Board of directors
as of 9/28/2021
SOURCE: Self-reported by organization
Board chair

Ms. Nanci House

Vanita Allen

Community Volunteer

Sue Chenault

Real Estate Appraiser

John Cole

Attorney

Diane Curry

Community Volunteer

Nanci House

Attorney

Lindy Karns

CPA

Robert May

Trent Capital Management

Angela Rice

Community Volunteer

George Ross

Licensed Psychologist

Rowena Ruff

Investment Officer

Neal Vaughan

Community Volunteer

Sarah Clay

Community Volunteer

Ann Sturgill

Retired Attorney

Lindsay Hughes Thurston

District Court Judge

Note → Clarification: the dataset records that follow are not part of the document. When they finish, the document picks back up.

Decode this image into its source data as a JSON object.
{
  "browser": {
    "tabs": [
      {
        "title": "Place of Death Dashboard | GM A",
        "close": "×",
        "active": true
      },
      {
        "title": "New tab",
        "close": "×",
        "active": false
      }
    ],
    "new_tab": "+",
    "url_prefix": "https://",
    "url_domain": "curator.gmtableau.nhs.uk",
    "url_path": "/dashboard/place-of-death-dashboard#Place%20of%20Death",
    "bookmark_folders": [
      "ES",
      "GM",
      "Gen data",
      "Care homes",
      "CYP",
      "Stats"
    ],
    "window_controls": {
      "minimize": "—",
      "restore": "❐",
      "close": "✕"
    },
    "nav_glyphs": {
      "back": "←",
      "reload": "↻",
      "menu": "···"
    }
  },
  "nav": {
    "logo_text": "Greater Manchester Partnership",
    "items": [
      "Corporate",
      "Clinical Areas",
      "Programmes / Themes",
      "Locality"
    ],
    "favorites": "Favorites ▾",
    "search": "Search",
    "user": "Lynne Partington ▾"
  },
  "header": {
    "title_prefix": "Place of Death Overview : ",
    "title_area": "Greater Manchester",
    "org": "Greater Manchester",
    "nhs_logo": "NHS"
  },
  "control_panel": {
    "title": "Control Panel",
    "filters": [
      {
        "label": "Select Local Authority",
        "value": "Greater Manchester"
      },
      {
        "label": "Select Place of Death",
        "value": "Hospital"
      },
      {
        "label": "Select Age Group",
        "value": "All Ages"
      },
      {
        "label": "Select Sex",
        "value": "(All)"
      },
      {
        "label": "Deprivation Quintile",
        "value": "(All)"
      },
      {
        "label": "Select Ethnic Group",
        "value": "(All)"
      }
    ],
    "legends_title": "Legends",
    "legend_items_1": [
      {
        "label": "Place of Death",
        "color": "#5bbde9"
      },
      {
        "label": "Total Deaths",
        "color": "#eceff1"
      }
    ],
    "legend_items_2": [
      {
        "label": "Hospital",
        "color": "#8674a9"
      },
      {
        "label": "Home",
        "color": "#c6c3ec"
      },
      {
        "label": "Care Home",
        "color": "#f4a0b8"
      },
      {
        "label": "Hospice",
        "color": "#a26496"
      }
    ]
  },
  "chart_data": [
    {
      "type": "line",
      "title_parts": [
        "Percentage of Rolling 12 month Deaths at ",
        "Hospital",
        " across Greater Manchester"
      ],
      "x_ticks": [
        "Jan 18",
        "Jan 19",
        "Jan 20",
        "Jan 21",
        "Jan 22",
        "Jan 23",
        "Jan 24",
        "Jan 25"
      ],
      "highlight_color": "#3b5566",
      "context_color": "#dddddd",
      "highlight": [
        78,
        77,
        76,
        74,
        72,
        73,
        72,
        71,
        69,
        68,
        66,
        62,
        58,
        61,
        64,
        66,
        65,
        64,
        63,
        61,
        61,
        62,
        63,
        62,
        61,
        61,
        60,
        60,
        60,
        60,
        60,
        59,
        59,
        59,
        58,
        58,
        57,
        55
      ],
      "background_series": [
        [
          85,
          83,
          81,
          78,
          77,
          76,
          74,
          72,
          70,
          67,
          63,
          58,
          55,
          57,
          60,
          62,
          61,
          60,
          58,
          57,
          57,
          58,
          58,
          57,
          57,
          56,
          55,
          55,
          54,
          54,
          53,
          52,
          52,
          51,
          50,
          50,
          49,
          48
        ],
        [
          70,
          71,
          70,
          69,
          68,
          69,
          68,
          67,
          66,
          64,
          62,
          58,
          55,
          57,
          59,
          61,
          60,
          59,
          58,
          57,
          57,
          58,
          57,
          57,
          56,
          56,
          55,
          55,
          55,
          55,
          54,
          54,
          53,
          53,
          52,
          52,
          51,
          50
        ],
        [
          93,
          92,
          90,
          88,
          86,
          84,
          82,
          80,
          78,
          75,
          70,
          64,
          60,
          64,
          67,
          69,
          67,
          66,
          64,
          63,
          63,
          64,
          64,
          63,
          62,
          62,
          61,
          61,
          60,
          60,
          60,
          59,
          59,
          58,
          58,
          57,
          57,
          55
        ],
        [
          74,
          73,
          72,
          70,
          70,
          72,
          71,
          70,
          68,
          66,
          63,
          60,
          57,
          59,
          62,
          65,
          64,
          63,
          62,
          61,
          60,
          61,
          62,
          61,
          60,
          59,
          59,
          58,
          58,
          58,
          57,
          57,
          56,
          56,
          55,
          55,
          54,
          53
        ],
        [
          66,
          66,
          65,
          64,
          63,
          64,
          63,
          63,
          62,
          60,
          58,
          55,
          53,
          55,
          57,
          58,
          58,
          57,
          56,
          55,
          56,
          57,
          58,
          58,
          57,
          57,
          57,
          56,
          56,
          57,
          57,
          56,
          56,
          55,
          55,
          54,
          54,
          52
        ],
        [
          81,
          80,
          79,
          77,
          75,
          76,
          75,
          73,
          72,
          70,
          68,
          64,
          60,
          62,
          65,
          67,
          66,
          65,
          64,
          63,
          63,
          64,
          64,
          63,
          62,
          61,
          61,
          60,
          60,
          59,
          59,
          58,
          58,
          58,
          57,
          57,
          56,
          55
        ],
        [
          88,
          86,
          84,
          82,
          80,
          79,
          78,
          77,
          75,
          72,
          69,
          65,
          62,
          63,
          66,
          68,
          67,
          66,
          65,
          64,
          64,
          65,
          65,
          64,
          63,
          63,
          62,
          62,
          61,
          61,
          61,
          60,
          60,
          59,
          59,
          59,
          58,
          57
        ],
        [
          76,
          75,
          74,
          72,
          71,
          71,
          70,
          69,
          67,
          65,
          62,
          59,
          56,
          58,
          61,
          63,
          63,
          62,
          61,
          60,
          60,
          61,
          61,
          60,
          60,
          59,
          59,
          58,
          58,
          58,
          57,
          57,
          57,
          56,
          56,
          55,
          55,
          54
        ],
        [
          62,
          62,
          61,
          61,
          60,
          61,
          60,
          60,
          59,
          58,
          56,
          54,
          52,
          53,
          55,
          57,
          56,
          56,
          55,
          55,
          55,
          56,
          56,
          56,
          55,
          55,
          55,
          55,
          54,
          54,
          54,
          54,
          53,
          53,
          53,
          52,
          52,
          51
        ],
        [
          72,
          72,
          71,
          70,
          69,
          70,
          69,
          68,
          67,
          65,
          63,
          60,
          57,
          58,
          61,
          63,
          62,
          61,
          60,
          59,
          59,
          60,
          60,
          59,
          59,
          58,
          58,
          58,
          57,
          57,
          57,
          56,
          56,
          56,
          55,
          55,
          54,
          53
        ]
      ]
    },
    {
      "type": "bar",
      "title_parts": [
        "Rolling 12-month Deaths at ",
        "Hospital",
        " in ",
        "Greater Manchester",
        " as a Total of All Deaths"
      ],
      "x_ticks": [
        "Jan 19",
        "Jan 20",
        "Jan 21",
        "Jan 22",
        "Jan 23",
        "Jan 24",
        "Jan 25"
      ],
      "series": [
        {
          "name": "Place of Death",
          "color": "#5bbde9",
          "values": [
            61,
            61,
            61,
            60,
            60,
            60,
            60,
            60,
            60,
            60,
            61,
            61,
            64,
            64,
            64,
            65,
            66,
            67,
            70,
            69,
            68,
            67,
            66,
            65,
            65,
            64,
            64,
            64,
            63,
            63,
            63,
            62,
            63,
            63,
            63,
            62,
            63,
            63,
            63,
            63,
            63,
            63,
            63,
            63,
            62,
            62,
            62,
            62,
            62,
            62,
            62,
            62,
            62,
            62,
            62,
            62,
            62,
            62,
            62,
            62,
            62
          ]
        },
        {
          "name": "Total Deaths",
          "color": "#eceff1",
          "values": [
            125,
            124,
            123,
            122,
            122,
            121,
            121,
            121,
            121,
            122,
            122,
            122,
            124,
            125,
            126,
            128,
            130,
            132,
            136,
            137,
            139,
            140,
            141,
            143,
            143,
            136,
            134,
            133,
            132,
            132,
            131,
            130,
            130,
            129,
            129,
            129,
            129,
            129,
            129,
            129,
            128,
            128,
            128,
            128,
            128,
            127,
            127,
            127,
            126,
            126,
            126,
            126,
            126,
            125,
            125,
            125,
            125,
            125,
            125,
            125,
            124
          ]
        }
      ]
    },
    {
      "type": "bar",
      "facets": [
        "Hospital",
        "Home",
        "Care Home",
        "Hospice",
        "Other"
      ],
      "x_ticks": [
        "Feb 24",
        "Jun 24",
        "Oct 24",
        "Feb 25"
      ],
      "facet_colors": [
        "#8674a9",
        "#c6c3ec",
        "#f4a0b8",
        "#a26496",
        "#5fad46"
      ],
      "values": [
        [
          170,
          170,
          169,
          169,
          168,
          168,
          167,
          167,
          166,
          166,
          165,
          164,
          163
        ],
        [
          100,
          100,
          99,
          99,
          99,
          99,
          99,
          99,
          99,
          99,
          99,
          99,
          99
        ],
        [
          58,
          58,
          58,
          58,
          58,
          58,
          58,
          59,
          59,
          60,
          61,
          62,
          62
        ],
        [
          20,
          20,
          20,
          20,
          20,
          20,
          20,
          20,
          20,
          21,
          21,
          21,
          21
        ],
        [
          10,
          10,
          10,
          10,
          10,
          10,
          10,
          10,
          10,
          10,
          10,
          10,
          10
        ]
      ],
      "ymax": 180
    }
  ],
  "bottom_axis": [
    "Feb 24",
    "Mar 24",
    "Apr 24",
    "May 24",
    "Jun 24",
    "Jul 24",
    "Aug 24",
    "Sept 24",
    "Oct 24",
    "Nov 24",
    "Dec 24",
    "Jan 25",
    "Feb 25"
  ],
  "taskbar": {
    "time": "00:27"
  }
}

William Drake

Drake, Marcum and Associates, LLC

Kristen Lawson

Community Volunteer

Vitale Buford

Wellness Coach

Anne Vanmeter-Leake

Community Volunteer

Laura Boison

Market President

Melissa Moore Murphy

Attorney

Andrew Isaac

Amanda Helmbrecht

Nurse

Susan Slade

Child Psychiatrist

Opa Johnson

Eileen O'Brien

Attorney

Board leadership practices

SOURCE: Self-reported by organization

GuideStar worked with BoardSource, the national leader in nonprofit board leadership and governance, to create this section.

  • Board orientation and education
    Does the board conduct a formal orientation for new board members and require all board members to sign a written agreement regarding their roles, responsibilities, and expectations? Yes
  • Ethics and transparency
    Have the board and senior staff reviewed the conflict-of-interest policy and completed and signed disclosure statements in the past year? Yes
  • Board composition
    Does the board ensure an inclusive board member recruitment process that results in diversity of thought and leadership? Yes
  • Board performance
    Has the board conducted a formal, written self-assessment of its performance within the past three years? Yes

Organizational demographics

SOURCE: Self-reported; last updated 09/28/2021

Who works and leads organizations that serve our diverse communities? GuideStar partnered on this section with CHANGE Philanthropy and Equity in the Center.

Leadership

The organization's leader identifies as:

Race & ethnicity
White/Caucasian/European
Gender identity
Female, Not transgender (cisgender)
Sexual orientation
Heterosexual or Straight
Disability status
Person without a disability

Race & ethnicity

Gender identity

 

Sexual orientation

No data

Disability

No data